“North America is a prime market for British exporters: the US and Canada offer huge growth opportunities. UK exports to the US were worth almost £55bn in 2018, more than twice as much as exports to any other country.

These sizeable opportunities can be challenging to navigate, though, and in North America, UK firms must recognise the scale and complexity of markets containing extensive variation in regional demand, demographics, and regulation.

DIT staff are an excellent resource to help determine which North American market is the best landing point for your firm and to enter the market in a way that will maximise your chances of success.”


Crispin Simon, HM trade commissioner for South Asia:

“South Asia is one of the fastest-growing regions in the world, with the scale and scope to warrant significant interest from UK companies. Investing in the market now has the potential to reap significant dividends. This growth does come with challenges around identifying credible partners in country and general ease of doing business (EODB). However, India in particular is making a concerted effort to move up the EODB rankings. I would encourage companies to use our HM government network to establish those strong links you’ll need within the region and to find the right sectors and regions to enable you to grow your exports and your business.”


Judith Slater, HM trade commissioner for Eastern Europe and Central Asia:

“As is clear from the nearly £18bn of British exports to Eastern Europe and Central Asia last year, there are plenty of opportunities in this region, but don’t be too impatient. Besides the key extractive sectors like oil and gas and mining, new opportunities are opening up in sectors like healthcare, agriculture and financial and professional services. Do your market research, and think long-term, rather than short-term. Make sure you visit the market regularly and ensure you find yourself a good local partner. Relationships really matter, so take the time and trouble to get to know your potential partners and customers, as well as the local business culture.”   


Emma Wade-Smith, HM trade commissioner for Africa: 
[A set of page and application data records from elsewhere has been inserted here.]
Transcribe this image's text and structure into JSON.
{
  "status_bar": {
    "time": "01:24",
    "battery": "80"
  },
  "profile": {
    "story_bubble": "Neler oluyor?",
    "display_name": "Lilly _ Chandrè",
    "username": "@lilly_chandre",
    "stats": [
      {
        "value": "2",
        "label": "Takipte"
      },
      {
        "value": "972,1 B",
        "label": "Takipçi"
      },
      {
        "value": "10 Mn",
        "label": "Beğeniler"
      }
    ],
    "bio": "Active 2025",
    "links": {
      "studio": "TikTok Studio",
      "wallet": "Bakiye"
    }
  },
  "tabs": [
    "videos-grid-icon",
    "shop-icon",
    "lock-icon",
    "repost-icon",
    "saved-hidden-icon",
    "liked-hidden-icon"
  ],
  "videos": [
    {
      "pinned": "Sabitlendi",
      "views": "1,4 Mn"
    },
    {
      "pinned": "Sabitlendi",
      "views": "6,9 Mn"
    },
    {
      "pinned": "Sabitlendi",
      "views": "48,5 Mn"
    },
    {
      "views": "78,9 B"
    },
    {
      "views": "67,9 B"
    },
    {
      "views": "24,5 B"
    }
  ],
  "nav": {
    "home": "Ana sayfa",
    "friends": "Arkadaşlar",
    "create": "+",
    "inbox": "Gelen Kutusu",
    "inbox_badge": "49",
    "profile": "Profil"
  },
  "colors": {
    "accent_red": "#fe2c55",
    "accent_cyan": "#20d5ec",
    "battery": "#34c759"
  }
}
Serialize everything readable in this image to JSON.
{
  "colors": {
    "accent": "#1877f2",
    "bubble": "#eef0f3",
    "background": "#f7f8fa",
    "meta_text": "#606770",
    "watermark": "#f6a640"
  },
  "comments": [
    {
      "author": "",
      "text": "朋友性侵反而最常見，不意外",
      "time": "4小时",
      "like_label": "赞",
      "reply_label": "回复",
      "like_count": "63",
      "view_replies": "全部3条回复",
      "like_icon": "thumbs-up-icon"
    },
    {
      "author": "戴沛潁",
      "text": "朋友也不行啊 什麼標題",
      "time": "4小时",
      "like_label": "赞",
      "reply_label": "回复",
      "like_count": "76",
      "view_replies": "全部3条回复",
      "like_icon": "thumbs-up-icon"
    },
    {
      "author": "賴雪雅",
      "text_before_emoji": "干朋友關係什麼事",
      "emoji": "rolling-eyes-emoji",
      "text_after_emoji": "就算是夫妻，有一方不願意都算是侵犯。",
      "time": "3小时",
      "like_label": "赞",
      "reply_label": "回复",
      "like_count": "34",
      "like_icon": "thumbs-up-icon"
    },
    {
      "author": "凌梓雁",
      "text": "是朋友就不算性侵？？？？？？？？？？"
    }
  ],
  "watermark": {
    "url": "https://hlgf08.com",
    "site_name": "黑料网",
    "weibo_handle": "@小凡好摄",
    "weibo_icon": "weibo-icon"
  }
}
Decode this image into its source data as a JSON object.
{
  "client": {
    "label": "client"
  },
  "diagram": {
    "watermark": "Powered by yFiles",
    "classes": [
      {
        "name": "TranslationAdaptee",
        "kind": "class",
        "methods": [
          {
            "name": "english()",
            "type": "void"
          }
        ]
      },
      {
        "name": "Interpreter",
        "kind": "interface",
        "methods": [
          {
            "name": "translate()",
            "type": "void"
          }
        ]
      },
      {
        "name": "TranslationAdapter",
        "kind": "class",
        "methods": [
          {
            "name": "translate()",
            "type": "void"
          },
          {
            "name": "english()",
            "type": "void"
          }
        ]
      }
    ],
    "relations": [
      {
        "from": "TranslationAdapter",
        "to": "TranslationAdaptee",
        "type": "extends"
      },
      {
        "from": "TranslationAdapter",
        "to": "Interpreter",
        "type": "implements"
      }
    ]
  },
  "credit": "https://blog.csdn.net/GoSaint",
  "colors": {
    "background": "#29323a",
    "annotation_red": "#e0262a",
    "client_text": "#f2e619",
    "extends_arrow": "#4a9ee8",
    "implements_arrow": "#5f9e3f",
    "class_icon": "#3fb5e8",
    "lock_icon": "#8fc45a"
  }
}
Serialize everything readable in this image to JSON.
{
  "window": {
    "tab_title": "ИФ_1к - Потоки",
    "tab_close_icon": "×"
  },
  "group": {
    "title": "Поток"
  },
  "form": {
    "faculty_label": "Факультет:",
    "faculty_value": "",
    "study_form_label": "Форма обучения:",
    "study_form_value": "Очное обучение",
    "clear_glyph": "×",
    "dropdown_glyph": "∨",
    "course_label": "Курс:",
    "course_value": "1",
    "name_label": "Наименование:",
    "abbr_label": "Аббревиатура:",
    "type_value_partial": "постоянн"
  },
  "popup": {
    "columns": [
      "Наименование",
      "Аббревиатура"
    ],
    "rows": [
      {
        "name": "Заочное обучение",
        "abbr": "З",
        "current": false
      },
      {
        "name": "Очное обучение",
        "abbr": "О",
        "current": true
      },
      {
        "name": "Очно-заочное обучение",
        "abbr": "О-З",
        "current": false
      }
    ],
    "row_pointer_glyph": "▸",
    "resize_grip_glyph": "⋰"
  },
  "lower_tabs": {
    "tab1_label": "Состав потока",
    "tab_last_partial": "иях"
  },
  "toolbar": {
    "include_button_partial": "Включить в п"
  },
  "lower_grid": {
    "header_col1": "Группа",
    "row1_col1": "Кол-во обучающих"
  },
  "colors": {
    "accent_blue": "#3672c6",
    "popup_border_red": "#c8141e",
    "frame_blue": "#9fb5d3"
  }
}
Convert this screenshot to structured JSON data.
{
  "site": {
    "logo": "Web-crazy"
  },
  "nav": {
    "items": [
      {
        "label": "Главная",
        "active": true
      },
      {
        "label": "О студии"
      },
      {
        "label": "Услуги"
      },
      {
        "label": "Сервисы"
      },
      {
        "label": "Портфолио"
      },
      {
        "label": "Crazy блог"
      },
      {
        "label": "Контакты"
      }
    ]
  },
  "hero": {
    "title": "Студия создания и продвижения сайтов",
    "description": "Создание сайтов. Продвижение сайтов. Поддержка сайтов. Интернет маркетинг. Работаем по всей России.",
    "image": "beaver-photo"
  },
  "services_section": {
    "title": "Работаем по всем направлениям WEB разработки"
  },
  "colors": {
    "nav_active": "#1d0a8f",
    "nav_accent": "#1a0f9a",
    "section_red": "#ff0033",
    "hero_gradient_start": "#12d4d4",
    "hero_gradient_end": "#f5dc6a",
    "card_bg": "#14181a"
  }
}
“Allow yourself to be amazed at how fast Africa is growing and changing. We can help you build relationships, find the right partner, and research the right markets for your business. You will need to be patient, rigorous in doing your homework, and prepared to adapt to find the right way to grow your business in this vast continent. But whatever your risk appetite and your product or service, the diversity of Africa means there are opportunities to do good business somewhere on the continent.”